Plum Island marks the first appearance of NYPD homicide detective, John Corey. I have read most of Nelson DeMille's work over the years, including the later appearances of John Corey in Night Fall
, The Lion's Game
and Wild Fire
. In the latter book Corey is a bit too much by half, and his constant wisecracking is quite irritating. However, here he is genuinely funny for a lot of the time. Corey was not intended to have multiple appearances, but he was so well received in this book, that the author was persuaded to let him have more outings.
This is an interesting story. Corey is convalescing from an attempt to kill him and is asked by a friend of his, who is the local police chief in Southold, a small Long Island township, for help in solving the murders of a local couple. As they worked for a biological establishment, there is some confusion as to the motive behind the homicide and a definite party line to avoid causing alarm locally. However, Corey digs in deep, makes himself unpopular in many quarters and eventually chases the case down to its, initially unexpected outcome. Along the way there is plenty of action, twists galore, a fair helping of romantic interest and quite a lot of tension particularly towards the end.

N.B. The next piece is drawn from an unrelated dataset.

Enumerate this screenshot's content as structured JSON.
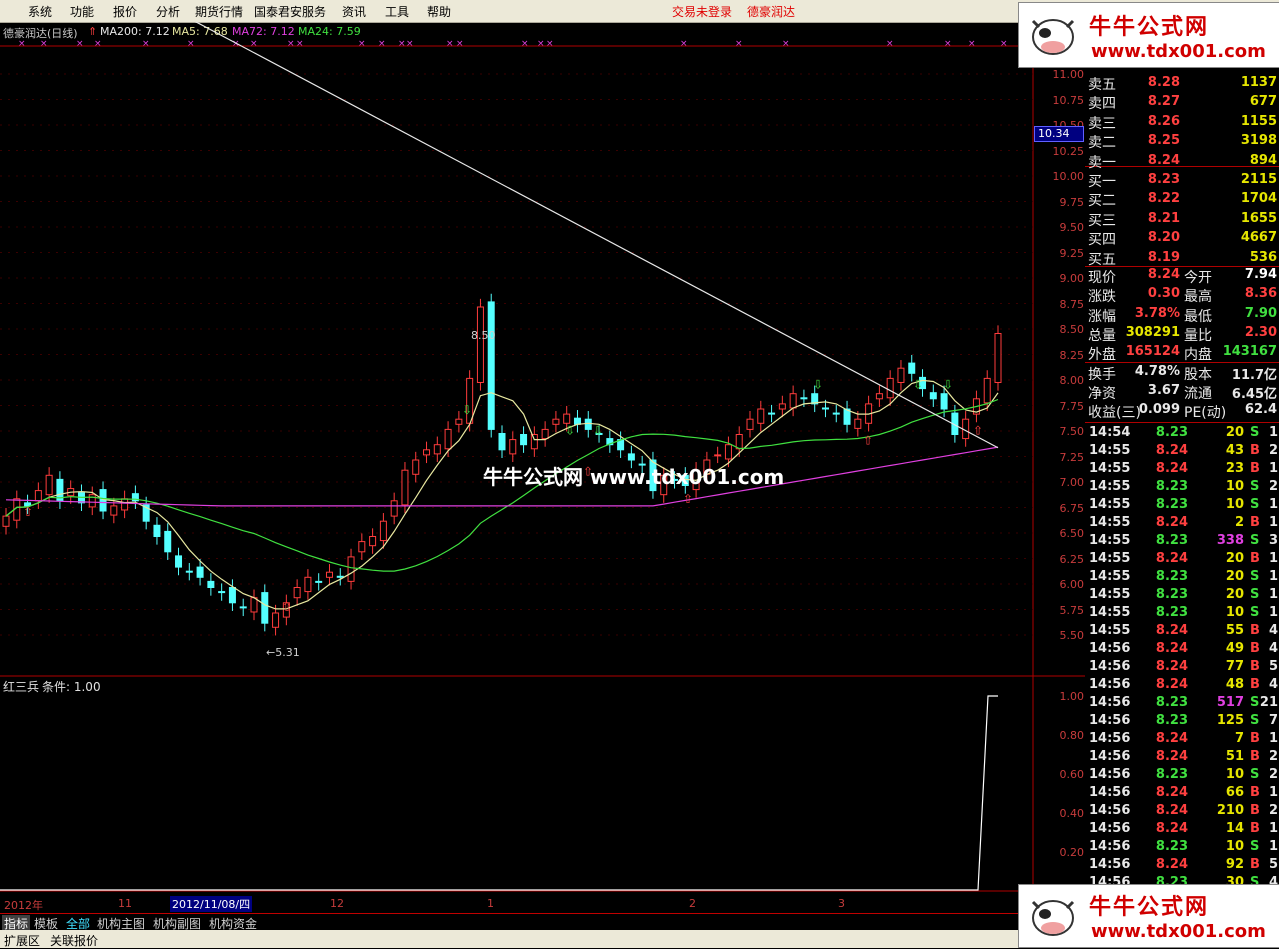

This is one of Nelson DeMille's best books and I thoroughly enjoyed it. Certainly a page turner for much of the time. It is quite a long book, but all the narrative is central to the plot and there is no padding as with some leading authors. Highly recommended.